This nonfiction book teaches writers how to develop characters for fiction and nonfiction in a step-by-sep process.
Growing Great Characters From the Ground Up lists 70 examples from past and present literature covering a wide variety of genres to illustrate key concepts. Each chapter ends with exercises, which if followed, are designed to help readers grow their own characters. The book ends with a glossary, sample query letter and list of questions that can be used during the editing process.
What's a Character?
The old chicken and egg joke could well be rewritten for writers as follows: Which came first, the character or the plot? The answer is that it doesn't really matter. What does matter is understanding that stories must revolve around people. That's because we humans never tire of trying to figure out who we are in relation to each other and our surroundings. So if you have a basic concept in mind — for a novel, short story, creative nonfiction book, biography, etc. — this book will help you determine who will populate your story. If you're beginning with a certain character in mind, this book will help you develop the character and in turn, the story, by getting you to focus on what problems the character will have to surmount.

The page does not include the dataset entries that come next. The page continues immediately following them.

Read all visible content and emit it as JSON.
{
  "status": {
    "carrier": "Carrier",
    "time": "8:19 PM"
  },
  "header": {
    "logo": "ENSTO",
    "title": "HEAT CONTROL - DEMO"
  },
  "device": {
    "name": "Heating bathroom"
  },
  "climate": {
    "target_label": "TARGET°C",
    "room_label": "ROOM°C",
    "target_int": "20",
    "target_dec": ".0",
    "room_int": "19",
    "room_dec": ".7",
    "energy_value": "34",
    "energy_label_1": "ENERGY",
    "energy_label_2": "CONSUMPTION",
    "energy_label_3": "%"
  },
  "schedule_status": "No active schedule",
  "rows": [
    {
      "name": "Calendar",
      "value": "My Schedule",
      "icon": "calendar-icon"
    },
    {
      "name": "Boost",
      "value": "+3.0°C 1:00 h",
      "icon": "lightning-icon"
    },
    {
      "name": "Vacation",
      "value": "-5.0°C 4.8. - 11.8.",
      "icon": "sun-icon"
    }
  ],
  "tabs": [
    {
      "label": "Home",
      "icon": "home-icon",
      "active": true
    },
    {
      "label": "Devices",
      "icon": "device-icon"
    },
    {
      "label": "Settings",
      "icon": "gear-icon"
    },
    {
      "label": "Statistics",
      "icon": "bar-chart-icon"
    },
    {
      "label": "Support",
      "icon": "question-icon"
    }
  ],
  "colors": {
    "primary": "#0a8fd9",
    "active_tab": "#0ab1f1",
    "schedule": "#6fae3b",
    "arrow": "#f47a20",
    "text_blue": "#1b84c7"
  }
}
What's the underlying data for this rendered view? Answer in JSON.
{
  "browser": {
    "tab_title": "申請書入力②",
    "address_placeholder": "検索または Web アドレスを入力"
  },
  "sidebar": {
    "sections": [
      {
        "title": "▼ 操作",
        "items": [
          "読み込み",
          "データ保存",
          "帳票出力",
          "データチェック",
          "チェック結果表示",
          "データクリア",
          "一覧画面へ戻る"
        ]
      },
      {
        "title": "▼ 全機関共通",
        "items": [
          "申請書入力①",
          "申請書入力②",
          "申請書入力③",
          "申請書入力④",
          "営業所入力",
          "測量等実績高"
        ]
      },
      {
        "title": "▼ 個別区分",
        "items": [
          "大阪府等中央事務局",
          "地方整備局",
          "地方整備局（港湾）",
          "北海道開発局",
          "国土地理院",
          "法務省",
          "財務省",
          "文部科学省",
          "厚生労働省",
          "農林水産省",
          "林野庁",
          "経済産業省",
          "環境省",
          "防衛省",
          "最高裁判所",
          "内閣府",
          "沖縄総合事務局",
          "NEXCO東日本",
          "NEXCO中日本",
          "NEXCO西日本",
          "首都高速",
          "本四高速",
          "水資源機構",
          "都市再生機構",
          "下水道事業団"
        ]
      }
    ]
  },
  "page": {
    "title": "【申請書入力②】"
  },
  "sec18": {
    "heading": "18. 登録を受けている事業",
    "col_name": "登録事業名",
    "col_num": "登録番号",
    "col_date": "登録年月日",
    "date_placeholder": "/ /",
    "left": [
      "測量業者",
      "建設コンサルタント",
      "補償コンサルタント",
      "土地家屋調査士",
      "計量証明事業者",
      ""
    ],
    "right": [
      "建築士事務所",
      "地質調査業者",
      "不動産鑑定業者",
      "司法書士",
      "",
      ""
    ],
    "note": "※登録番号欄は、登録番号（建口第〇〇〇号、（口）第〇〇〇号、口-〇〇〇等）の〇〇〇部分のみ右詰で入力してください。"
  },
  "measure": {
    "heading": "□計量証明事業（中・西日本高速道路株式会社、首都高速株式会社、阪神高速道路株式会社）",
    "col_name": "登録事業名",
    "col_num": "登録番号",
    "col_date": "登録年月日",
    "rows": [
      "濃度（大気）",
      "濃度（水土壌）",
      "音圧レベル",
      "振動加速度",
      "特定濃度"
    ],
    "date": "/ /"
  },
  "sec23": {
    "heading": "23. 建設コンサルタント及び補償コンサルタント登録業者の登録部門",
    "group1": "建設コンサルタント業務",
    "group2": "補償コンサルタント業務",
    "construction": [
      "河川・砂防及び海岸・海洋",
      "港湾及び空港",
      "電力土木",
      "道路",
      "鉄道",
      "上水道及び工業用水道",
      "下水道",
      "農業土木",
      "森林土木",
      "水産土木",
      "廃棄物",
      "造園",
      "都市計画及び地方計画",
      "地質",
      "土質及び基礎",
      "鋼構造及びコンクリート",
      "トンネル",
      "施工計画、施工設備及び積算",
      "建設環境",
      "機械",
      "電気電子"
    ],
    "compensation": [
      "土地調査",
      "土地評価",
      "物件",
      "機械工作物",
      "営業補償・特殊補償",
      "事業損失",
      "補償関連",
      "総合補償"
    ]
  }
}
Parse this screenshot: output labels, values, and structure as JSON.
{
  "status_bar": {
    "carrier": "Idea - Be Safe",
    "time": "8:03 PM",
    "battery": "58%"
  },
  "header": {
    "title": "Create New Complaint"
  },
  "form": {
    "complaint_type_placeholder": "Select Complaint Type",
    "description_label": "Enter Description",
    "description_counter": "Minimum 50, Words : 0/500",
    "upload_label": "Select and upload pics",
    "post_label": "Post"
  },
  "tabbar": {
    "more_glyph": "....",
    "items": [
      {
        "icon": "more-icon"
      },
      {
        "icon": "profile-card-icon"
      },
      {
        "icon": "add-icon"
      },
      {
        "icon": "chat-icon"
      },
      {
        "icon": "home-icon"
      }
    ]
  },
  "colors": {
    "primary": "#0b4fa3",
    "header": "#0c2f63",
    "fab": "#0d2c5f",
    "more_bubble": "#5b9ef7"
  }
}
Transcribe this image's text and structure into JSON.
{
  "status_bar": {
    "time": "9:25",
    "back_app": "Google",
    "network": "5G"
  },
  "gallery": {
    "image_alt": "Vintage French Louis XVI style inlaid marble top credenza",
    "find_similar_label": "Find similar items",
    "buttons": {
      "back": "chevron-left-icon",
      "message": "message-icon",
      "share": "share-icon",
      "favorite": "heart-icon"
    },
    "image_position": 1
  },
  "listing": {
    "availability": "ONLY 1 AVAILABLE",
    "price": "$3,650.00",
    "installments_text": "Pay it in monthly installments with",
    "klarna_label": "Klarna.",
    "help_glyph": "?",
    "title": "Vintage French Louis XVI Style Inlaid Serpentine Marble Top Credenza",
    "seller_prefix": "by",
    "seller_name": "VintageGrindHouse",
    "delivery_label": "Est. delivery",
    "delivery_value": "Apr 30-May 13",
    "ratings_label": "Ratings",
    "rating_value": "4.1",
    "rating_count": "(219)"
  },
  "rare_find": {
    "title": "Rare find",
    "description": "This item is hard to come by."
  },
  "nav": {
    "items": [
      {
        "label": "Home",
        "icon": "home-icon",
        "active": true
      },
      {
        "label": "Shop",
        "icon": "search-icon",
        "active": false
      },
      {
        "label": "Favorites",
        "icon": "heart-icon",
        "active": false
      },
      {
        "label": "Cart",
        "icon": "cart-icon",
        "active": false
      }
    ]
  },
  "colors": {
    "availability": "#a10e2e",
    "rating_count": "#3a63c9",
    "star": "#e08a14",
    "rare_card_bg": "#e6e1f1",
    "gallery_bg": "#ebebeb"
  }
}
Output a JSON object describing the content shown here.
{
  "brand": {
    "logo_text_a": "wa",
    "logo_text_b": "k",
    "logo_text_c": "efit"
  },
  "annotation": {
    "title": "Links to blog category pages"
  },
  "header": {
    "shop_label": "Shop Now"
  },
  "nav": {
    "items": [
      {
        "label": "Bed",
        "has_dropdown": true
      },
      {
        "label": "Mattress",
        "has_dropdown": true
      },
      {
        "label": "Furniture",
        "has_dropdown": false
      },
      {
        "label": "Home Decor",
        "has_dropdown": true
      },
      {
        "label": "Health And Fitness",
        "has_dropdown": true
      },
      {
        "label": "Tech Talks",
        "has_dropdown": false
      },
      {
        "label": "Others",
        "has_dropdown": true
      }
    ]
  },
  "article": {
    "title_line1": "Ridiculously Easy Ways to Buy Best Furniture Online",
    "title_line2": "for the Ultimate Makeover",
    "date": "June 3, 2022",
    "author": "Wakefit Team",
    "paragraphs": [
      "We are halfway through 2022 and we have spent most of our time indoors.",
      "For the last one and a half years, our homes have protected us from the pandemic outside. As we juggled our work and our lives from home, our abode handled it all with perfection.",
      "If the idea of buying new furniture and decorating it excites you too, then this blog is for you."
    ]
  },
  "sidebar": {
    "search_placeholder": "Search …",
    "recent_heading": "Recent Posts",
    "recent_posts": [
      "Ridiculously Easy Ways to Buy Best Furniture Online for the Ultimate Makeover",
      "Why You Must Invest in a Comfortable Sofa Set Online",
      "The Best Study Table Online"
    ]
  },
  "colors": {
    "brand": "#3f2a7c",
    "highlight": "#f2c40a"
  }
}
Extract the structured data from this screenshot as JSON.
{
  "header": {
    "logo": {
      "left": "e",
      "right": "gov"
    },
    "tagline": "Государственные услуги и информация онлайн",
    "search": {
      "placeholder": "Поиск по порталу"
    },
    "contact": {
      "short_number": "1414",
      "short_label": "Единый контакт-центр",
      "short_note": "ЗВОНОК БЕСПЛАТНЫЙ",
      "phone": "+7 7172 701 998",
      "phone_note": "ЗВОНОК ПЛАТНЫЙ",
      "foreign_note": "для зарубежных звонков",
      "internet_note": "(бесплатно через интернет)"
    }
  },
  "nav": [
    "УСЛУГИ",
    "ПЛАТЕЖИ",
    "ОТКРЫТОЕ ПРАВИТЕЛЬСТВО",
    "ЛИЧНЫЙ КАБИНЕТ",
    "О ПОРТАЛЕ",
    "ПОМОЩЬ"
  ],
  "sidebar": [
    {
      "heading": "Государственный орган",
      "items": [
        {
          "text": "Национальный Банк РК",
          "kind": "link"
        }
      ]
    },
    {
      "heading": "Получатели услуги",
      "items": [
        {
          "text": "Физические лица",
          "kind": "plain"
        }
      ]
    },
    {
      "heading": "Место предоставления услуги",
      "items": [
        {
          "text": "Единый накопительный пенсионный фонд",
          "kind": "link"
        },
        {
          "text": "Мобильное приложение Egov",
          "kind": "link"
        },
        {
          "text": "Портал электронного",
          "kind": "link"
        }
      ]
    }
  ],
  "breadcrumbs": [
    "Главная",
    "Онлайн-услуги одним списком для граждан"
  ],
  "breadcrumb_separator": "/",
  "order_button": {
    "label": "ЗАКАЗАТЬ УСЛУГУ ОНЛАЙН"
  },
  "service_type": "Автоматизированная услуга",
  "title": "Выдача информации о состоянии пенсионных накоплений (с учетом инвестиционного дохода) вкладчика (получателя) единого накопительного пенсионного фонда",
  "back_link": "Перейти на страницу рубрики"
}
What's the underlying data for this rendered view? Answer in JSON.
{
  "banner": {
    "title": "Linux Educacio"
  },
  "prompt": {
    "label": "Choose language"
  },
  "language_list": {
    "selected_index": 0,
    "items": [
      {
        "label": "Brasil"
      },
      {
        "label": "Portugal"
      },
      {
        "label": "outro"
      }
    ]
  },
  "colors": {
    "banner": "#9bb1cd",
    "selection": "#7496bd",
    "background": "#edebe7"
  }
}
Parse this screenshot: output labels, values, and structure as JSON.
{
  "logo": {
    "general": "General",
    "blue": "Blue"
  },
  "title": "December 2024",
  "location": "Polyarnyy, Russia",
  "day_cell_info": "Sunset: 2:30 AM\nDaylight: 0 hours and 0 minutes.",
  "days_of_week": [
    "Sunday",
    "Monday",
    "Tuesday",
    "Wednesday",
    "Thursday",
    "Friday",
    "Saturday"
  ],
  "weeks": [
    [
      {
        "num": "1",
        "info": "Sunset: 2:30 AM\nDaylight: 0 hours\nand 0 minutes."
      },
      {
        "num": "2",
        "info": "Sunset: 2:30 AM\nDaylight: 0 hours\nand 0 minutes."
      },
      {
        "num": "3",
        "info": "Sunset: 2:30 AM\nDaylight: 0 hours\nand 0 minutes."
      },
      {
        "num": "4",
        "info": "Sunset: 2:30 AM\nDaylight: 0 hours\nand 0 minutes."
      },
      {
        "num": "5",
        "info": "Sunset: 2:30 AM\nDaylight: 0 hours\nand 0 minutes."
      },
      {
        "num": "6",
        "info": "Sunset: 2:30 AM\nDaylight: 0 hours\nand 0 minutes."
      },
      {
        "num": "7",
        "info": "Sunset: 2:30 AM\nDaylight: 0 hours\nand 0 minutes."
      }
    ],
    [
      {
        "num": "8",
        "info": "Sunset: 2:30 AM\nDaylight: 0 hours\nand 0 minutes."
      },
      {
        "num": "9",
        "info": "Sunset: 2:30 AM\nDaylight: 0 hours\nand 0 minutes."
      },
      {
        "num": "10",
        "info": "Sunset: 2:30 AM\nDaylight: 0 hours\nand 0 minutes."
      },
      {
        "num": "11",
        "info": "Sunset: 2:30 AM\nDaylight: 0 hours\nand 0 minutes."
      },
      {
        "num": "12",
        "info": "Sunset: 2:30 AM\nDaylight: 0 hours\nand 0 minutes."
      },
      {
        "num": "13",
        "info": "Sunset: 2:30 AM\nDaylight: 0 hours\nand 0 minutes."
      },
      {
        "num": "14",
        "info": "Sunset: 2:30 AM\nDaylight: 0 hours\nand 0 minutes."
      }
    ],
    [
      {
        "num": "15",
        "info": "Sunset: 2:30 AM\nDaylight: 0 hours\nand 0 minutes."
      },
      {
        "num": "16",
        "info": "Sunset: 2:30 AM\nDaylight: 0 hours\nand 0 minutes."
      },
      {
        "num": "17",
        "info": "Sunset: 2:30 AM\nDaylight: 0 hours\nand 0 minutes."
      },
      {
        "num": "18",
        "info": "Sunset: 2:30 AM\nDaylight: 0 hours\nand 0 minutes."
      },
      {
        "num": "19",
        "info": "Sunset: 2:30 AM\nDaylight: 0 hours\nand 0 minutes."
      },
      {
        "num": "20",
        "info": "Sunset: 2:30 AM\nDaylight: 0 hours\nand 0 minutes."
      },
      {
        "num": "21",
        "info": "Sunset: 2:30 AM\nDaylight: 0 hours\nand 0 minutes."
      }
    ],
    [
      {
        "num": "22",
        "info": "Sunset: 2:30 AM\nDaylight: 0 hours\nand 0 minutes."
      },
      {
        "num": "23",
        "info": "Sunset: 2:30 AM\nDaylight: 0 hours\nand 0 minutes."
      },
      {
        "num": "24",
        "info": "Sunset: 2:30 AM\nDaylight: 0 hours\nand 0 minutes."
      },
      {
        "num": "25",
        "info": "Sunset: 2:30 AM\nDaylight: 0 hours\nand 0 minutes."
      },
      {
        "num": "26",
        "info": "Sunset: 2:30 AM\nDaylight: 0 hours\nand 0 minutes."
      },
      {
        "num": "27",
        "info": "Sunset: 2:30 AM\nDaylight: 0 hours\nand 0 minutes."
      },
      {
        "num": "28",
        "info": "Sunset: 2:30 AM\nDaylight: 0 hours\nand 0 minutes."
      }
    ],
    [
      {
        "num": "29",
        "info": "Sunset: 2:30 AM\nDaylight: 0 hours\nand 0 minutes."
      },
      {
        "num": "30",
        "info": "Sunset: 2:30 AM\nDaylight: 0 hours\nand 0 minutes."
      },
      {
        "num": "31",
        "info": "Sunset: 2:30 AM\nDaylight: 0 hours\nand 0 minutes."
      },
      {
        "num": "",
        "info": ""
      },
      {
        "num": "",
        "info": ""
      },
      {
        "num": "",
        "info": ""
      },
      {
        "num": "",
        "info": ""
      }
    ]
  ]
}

If you already have both a character and basic plot in mind, you might be tempted to start writing and let the tale grow as it will. While some famous writers dig in as such, most of us would hit rock almost immediately, having no idea yet as to who we're writing about or why. So instead, let your story incubate for a while as you read. Not only will you give your story the time it needs to gradually expand, but the time you'll need to plan for the actual writing. After all, creating and developing characters is remarkably similar to planting a garden, in that success depends on how well you prepare, and the more thorough the groundwork, the fewer the errors and the more spectacular the outcome. You'll end up with terrific characters while cutting your rewrite time in half.
Now that we're ready to begin, what better question to ask than, What is a character, anyway?